The game also features an insanely difficult (level 200+) post-game dungeon that will redefine the meaning of mastery, and afford you the chance to continue playing even after the game is beat.
The soundtrack, while not bad, doesn’t break any molds or stand out in any meaningful way. It’s not catchy enough to go on any playlist. It’s unapologetically basic JRPG background music.
That’s not necessarily a bad thing, as the music is ambient and appropriate for the situation. The music is even more inconsequential, as in the midst of combat, whatever music you would hear is soon to be drowned out by the repeated yelling of your party. They will call our their special arts names with every use as if the party were comprised entirely of shonen anime protagonists.
Star Ocean: First Departure R would still be worth the playthrough if all it had was deep, interrelated game mechanics that make strategy and forethought paramount, but combined with an epic narrative that hybridizes fantasy with science fiction, the game makes for one of the best retro-RPGs you can get your hands on.
In fact, in terms of narrative, we’d argue that the original is far more intriguing that its successor, whose story was never really a selling point. Sure, like any classic RPG, there’s a bit of the par-the-course, castle-to-castle, warrior-of-light routine, but it manages to avoid being overly formulaic by coloring outside the lines.
On the scientifically underdeveloped Planet Roak, the story follows the adventure of
three two friends who venture out to find a cure for a fast spreading plague that petrifies its victims with no known cure.

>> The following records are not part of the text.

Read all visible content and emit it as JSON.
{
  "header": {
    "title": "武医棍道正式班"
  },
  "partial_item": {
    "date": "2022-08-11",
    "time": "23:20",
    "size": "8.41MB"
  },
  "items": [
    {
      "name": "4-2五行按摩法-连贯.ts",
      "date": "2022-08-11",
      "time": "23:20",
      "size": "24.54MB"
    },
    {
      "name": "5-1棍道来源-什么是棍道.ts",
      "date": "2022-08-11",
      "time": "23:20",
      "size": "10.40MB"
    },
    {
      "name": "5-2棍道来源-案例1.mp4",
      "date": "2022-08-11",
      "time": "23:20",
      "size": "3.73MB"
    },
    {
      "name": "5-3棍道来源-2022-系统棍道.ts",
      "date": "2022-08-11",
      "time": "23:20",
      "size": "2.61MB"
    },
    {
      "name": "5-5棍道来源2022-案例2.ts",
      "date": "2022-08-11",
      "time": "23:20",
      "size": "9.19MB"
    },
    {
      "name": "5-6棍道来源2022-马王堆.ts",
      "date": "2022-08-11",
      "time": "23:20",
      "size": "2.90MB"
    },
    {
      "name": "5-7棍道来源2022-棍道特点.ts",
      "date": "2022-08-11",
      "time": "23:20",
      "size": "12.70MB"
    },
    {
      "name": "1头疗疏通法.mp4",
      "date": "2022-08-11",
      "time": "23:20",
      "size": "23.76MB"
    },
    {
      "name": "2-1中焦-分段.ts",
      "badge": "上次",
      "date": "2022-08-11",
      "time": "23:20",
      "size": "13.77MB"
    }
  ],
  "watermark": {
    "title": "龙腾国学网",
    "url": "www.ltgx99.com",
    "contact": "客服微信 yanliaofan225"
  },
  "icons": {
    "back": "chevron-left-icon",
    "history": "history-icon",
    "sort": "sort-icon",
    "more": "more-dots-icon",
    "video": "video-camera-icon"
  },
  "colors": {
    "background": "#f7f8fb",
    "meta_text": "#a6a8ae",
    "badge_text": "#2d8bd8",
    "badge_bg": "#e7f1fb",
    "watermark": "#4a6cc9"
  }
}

They soon come across members of the Terran Aliance, a pangalactic federation based on Earth that oversees law in space. This unfolds into something much more epic than the three friends had ever imagined.
You’ll meet many characters along the way, and even be forced to choose some over others. All of them come with their own respective backstories and unfolding drama, which is, for the most part, intriguing. It makes for interesting dialogue (via Private Actions) throughout the story.
We might argue these dramas often never truly unravel to their conclusion or otherwise fail to truly define the characters rather than simply paint a backdrop from which you can recruit them, but for the era this game was produced, we think the characters show a level of depth uncommon for the time.
The characters themselves each have unique personalities, goals, and outlooks. Coming from vastly different walks of life, ages, and even worlds, all interact with one another in a believable manner which makes for a much more interesting and organic plot.
Seeing how they each approach the events unfolding in the world around them keeps the normal save-the-world trope from getting stale. On top of the main story, Private Actions (PA) offer extra segments in each town. PA’s change periodically depending on how far into the story you are and who you have recruited to your party, and many are very missable.
Not only does the Private Action system open up more story and background for all the characters and build their character through their mutual interactions, but certain PAs also lead to game changing decisions. They can raise or lower your affection level between characters, in turn changing things such as access to hidden skills and abilities, different recruitable characters and quests, as well as the many different endings available to find.
Star Ocean: First Departure R is bursting at the seams with content, both story and gameplay. Between its beautiful retro-visuals, it’s deep skill system, and it’s intricate plot that features not just multiple endings but multiple paths to reach those endings, the game truly harkens to an age of gaming long past.
One where story and gameplay were king and innovations were around every turn. We thoroughly enjoyed our 30+ hour playthrough, and could easily spend another 30+ hours doing it all again.